◆ Required action:
All of the records below are to be printed exactly; the pictures are to be left out.

◆ Supplied records:

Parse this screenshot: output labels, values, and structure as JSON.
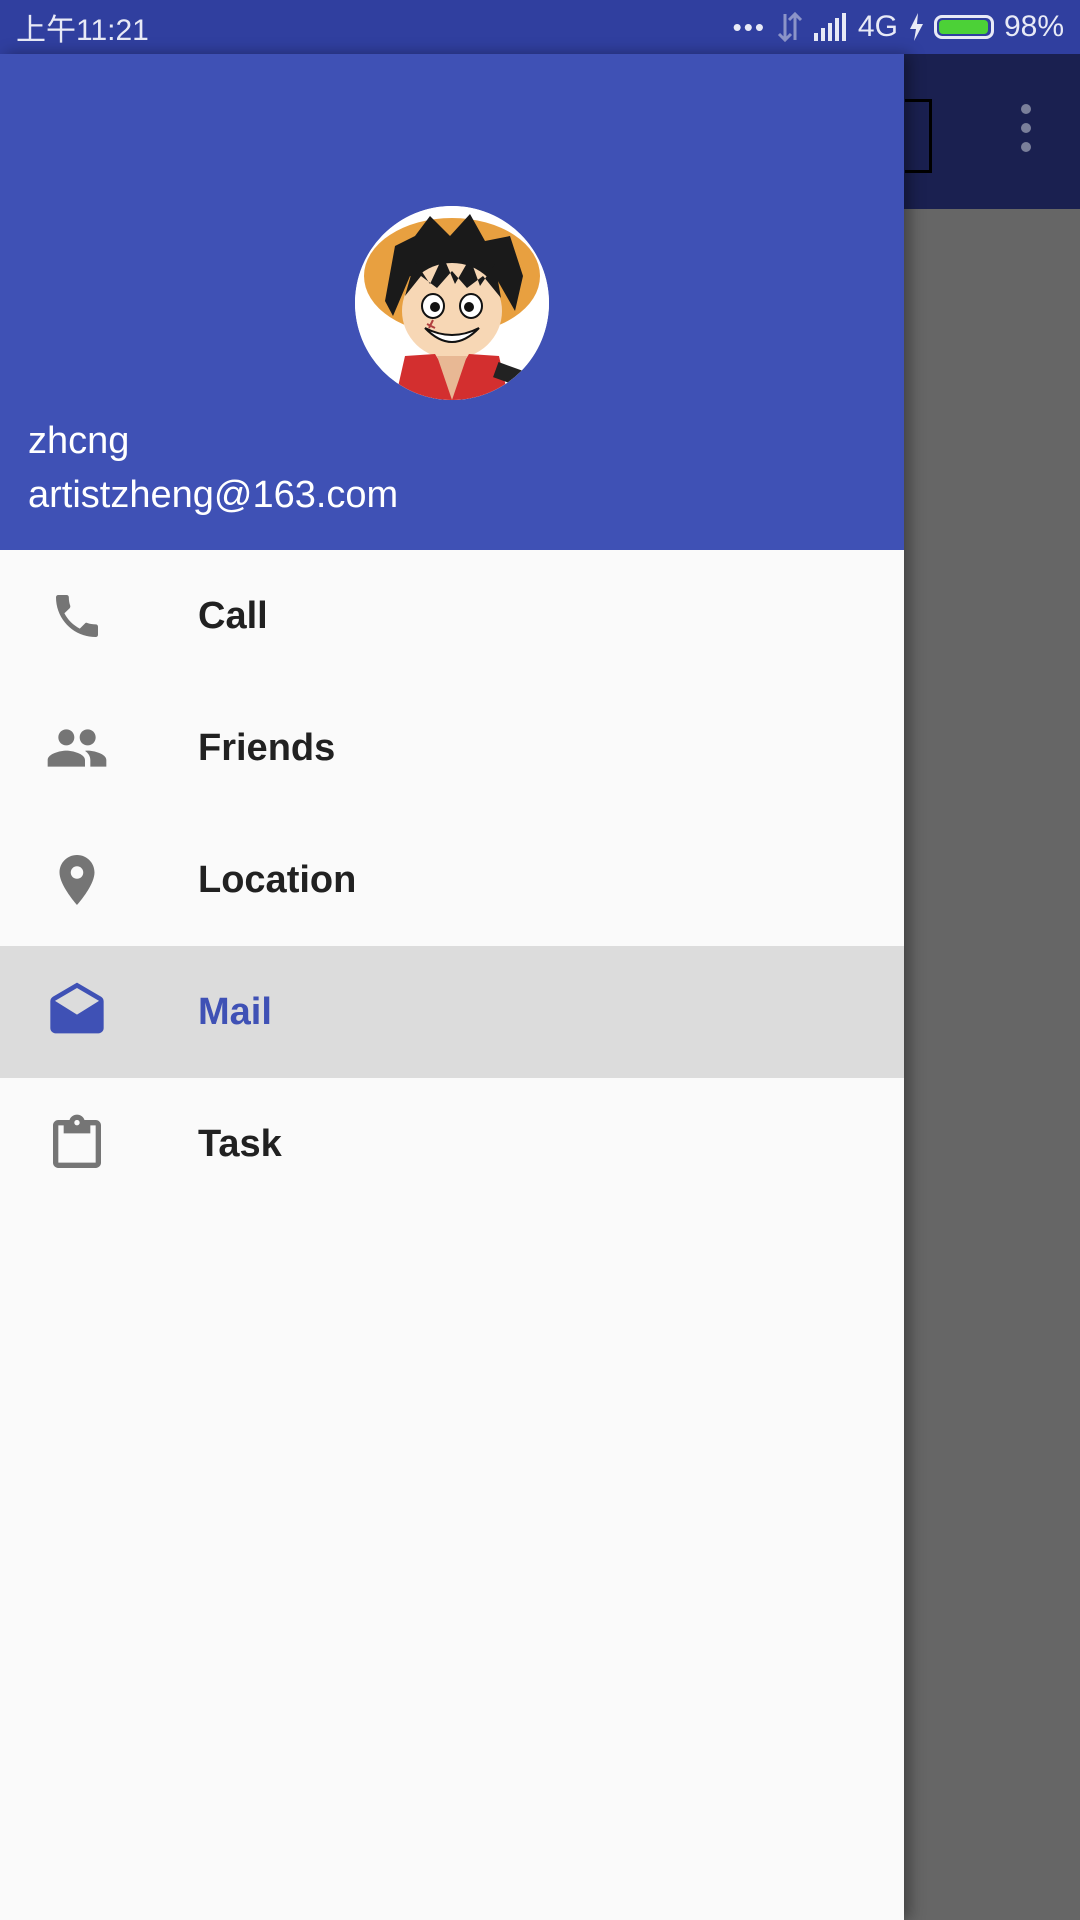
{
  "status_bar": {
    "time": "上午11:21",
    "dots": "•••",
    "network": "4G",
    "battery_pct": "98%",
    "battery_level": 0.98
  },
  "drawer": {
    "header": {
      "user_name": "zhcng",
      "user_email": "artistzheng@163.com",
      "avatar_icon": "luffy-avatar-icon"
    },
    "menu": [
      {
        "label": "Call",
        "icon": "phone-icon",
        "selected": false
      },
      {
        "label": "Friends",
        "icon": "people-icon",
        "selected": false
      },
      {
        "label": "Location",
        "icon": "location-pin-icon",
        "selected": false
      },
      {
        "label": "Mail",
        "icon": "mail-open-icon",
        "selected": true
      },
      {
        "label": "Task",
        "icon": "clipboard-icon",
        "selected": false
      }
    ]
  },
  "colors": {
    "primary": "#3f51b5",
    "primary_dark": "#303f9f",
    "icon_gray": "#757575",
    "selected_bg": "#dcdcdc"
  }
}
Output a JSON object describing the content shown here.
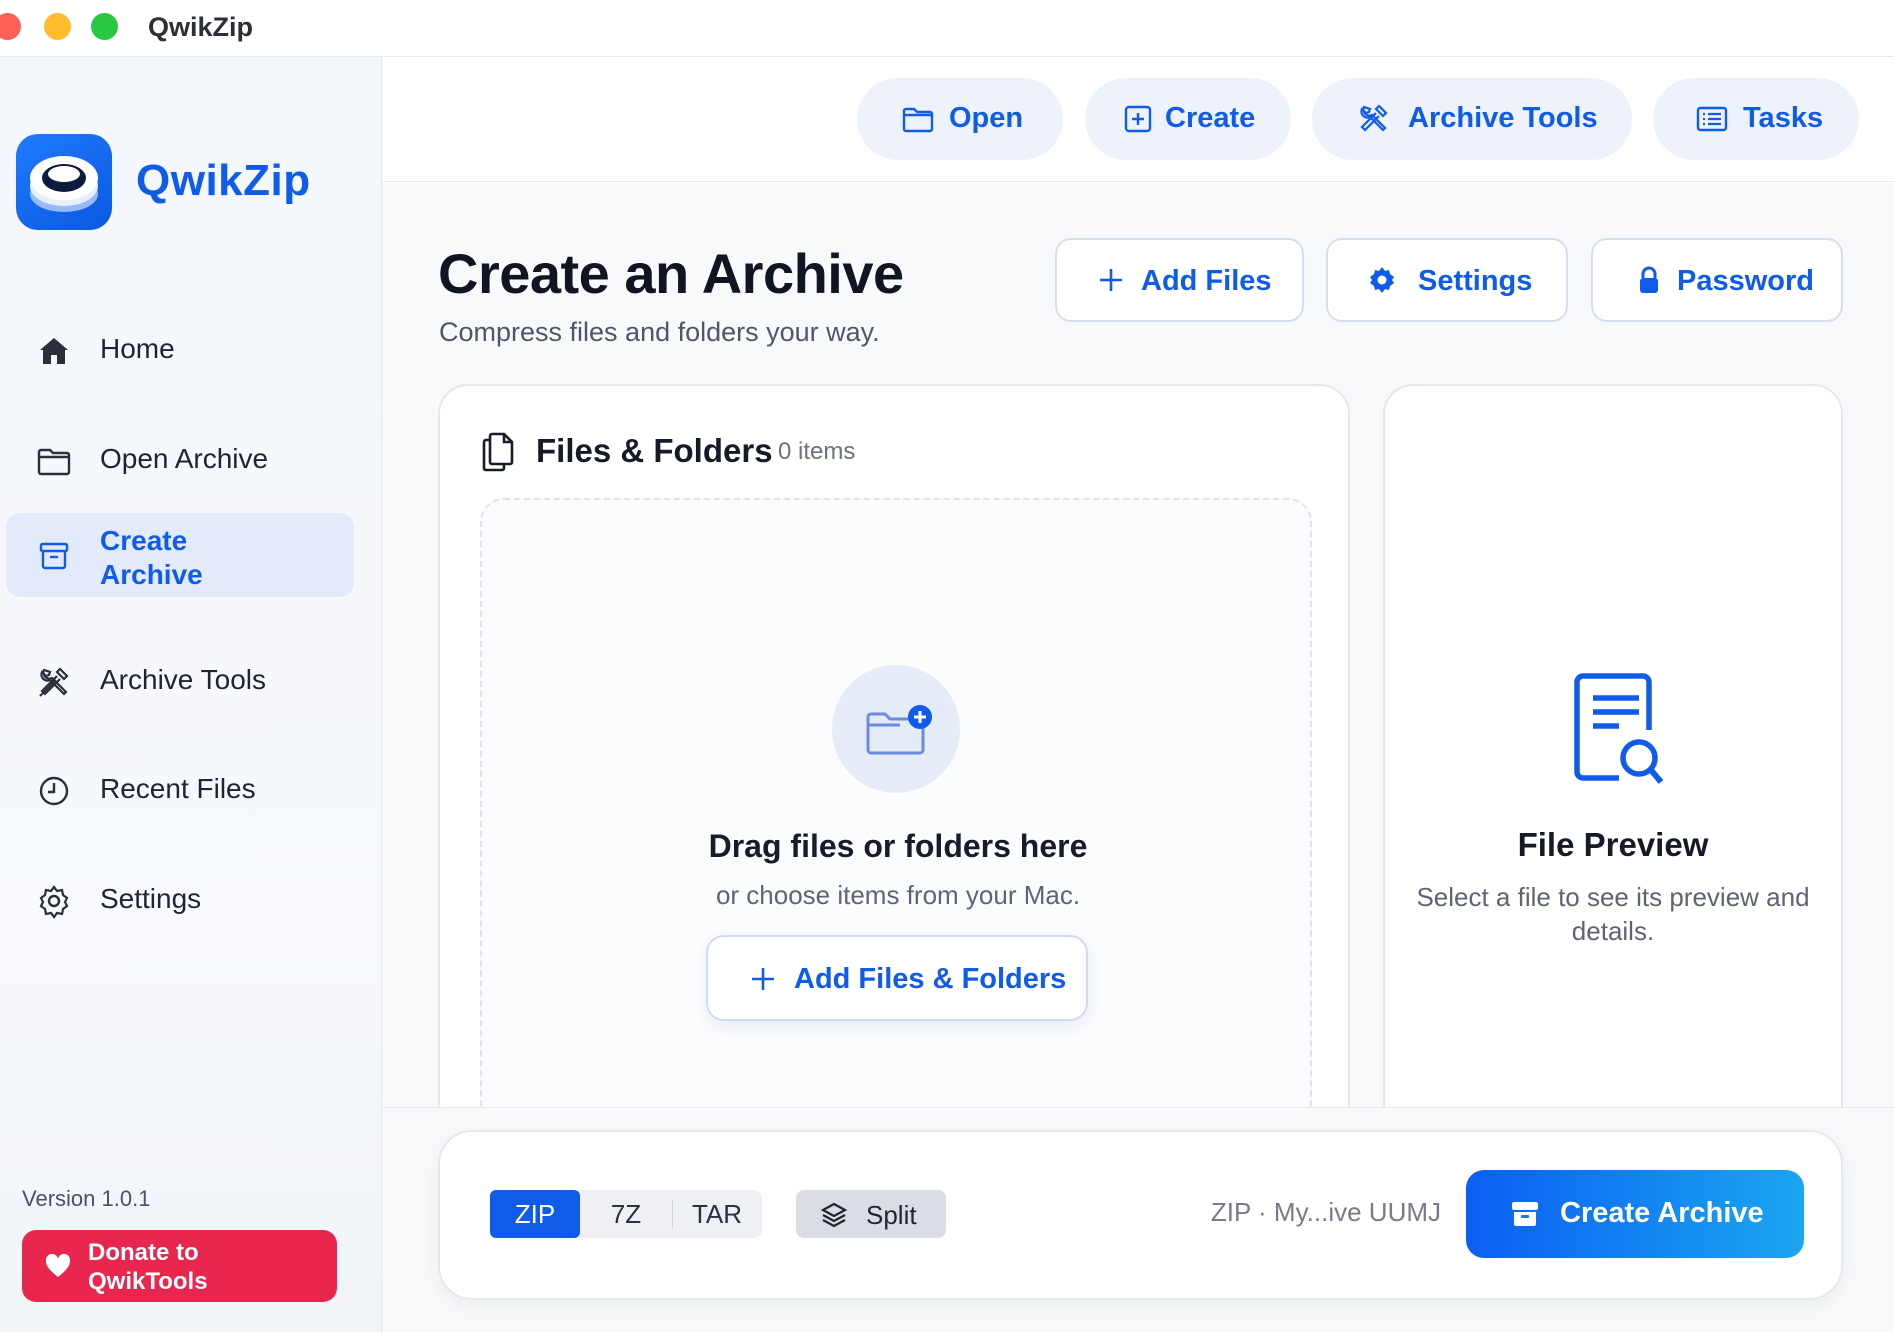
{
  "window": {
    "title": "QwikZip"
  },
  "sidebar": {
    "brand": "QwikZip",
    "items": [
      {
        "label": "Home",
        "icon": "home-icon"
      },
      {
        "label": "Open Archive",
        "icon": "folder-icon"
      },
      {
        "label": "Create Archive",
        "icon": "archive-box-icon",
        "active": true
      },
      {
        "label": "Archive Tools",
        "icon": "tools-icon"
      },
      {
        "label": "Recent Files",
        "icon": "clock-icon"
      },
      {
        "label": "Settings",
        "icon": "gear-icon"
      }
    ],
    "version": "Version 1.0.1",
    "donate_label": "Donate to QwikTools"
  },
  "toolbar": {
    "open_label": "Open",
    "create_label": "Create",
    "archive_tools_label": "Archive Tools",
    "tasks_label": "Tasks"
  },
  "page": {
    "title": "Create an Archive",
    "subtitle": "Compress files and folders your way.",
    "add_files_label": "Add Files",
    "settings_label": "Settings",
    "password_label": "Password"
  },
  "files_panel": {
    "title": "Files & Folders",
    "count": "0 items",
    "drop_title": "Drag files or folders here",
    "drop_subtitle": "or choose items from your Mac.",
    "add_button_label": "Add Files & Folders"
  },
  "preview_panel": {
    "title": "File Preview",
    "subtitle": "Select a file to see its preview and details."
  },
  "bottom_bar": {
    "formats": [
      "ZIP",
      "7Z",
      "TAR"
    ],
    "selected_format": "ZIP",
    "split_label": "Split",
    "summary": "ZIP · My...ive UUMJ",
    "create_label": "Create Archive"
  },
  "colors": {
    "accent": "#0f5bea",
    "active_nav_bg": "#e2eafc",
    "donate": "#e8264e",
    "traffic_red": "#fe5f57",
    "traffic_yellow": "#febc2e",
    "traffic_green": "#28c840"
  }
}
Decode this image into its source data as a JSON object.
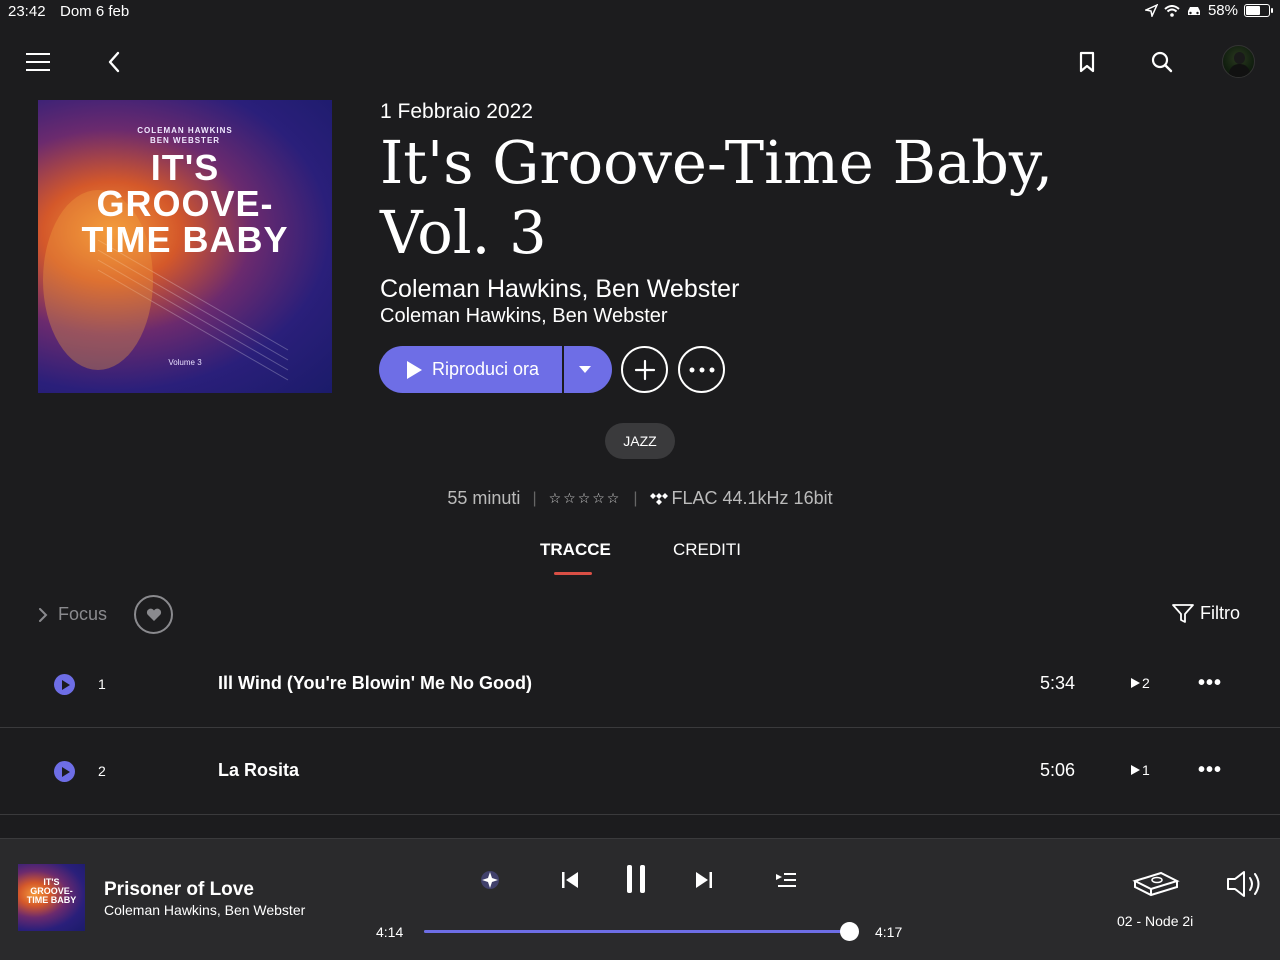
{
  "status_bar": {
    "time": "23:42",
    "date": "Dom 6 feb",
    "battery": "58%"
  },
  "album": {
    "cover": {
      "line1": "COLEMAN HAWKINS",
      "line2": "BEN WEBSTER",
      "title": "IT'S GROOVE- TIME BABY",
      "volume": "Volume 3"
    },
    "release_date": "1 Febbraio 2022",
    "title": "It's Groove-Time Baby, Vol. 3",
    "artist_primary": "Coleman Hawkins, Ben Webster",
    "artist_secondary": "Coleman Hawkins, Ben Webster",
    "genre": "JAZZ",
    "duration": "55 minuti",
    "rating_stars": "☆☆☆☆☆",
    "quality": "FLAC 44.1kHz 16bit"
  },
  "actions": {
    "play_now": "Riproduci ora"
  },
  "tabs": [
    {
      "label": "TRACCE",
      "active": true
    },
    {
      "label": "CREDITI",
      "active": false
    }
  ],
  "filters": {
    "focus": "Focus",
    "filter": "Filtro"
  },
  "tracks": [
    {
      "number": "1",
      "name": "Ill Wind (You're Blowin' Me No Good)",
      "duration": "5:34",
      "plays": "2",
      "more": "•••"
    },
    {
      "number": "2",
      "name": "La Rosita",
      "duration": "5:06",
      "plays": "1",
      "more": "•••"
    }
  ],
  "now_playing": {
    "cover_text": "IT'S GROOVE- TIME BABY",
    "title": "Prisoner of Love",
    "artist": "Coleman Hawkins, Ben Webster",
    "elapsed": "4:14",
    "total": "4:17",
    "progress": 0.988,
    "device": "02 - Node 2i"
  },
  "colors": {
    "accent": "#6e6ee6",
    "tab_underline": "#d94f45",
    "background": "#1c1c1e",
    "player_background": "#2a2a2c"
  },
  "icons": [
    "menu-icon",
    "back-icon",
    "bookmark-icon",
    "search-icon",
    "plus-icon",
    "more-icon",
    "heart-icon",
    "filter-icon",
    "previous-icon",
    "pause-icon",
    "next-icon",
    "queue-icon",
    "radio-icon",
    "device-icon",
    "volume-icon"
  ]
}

◆ Output for this task:
Parse this screenshot: output labels, values, and structure as JSON.
{
  "status_bar": {
    "time": "上午11:21",
    "dots": "•••",
    "network": "4G",
    "battery_pct": "98%",
    "battery_level": 0.98
  },
  "drawer": {
    "header": {
      "user_name": "zhcng",
      "user_email": "artistzheng@163.com",
      "avatar_icon": "luffy-avatar-icon"
    },
    "menu": [
      {
        "label": "Call",
        "icon": "phone-icon",
        "selected": false
      },
      {
        "label": "Friends",
        "icon": "people-icon",
        "selected": false
      },
      {
        "label": "Location",
        "icon": "location-pin-icon",
        "selected": false
      },
      {
        "label": "Mail",
        "icon": "mail-open-icon",
        "selected": true
      },
      {
        "label": "Task",
        "icon": "clipboard-icon",
        "selected": false
      }
    ]
  },
  "colors": {
    "primary": "#3f51b5",
    "primary_dark": "#303f9f",
    "icon_gray": "#757575",
    "selected_bg": "#dcdcdc"
  }
}
Output a JSON object describing the content shown here.
{
  "window": {
    "title": "QwikZip"
  },
  "sidebar": {
    "brand": "QwikZip",
    "items": [
      {
        "label": "Home",
        "icon": "home-icon"
      },
      {
        "label": "Open Archive",
        "icon": "folder-icon"
      },
      {
        "label": "Create Archive",
        "icon": "archive-box-icon",
        "active": true
      },
      {
        "label": "Archive Tools",
        "icon": "tools-icon"
      },
      {
        "label": "Recent Files",
        "icon": "clock-icon"
      },
      {
        "label": "Settings",
        "icon": "gear-icon"
      }
    ],
    "version": "Version 1.0.1",
    "donate_label": "Donate to QwikTools"
  },
  "toolbar": {
    "open_label": "Open",
    "create_label": "Create",
    "archive_tools_label": "Archive Tools",
    "tasks_label": "Tasks"
  },
  "page": {
    "title": "Create an Archive",
    "subtitle": "Compress files and folders your way.",
    "add_files_label": "Add Files",
    "settings_label": "Settings",
    "password_label": "Password"
  },
  "files_panel": {
    "title": "Files & Folders",
    "count": "0 items",
    "drop_title": "Drag files or folders here",
    "drop_subtitle": "or choose items from your Mac.",
    "add_button_label": "Add Files & Folders"
  },
  "preview_panel": {
    "title": "File Preview",
    "subtitle": "Select a file to see its preview and details."
  },
  "bottom_bar": {
    "formats": [
      "ZIP",
      "7Z",
      "TAR"
    ],
    "selected_format": "ZIP",
    "split_label": "Split",
    "summary": "ZIP · My...ive UUMJ",
    "create_label": "Create Archive"
  },
  "colors": {
    "accent": "#0f5bea",
    "active_nav_bg": "#e2eafc",
    "donate": "#e8264e",
    "traffic_red": "#fe5f57",
    "traffic_yellow": "#febc2e",
    "traffic_green": "#28c840"
  }
}
Decode this image into its source data as a JSON object.
{
  "status_bar": {
    "time": "23:42",
    "date": "Dom 6 feb",
    "battery": "58%"
  },
  "album": {
    "cover": {
      "line1": "COLEMAN HAWKINS",
      "line2": "BEN WEBSTER",
      "title": "IT'S GROOVE- TIME BABY",
      "volume": "Volume 3"
    },
    "release_date": "1 Febbraio 2022",
    "title": "It's Groove-Time Baby, Vol. 3",
    "artist_primary": "Coleman Hawkins, Ben Webster",
    "artist_secondary": "Coleman Hawkins, Ben Webster",
    "genre": "JAZZ",
    "duration": "55 minuti",
    "rating_stars": "☆☆☆☆☆",
    "quality": "FLAC 44.1kHz 16bit"
  },
  "actions": {
    "play_now": "Riproduci ora"
  },
  "tabs": [
    {
      "label": "TRACCE",
      "active": true
    },
    {
      "label": "CREDITI",
      "active": false
    }
  ],
  "filters": {
    "focus": "Focus",
    "filter": "Filtro"
  },
  "tracks": [
    {
      "number": "1",
      "name": "Ill Wind (You're Blowin' Me No Good)",
      "duration": "5:34",
      "plays": "2",
      "more": "•••"
    },
    {
      "number": "2",
      "name": "La Rosita",
      "duration": "5:06",
      "plays": "1",
      "more": "•••"
    }
  ],
  "now_playing": {
    "cover_text": "IT'S GROOVE- TIME BABY",
    "title": "Prisoner of Love",
    "artist": "Coleman Hawkins, Ben Webster",
    "elapsed": "4:14",
    "total": "4:17",
    "progress": 0.988,
    "device": "02 - Node 2i"
  },
  "colors": {
    "accent": "#6e6ee6",
    "tab_underline": "#d94f45",
    "background": "#1c1c1e",
    "player_background": "#2a2a2c"
  },
  "icons": [
    "menu-icon",
    "back-icon",
    "bookmark-icon",
    "search-icon",
    "plus-icon",
    "more-icon",
    "heart-icon",
    "filter-icon",
    "previous-icon",
    "pause-icon",
    "next-icon",
    "queue-icon",
    "radio-icon",
    "device-icon",
    "volume-icon"
  ]
}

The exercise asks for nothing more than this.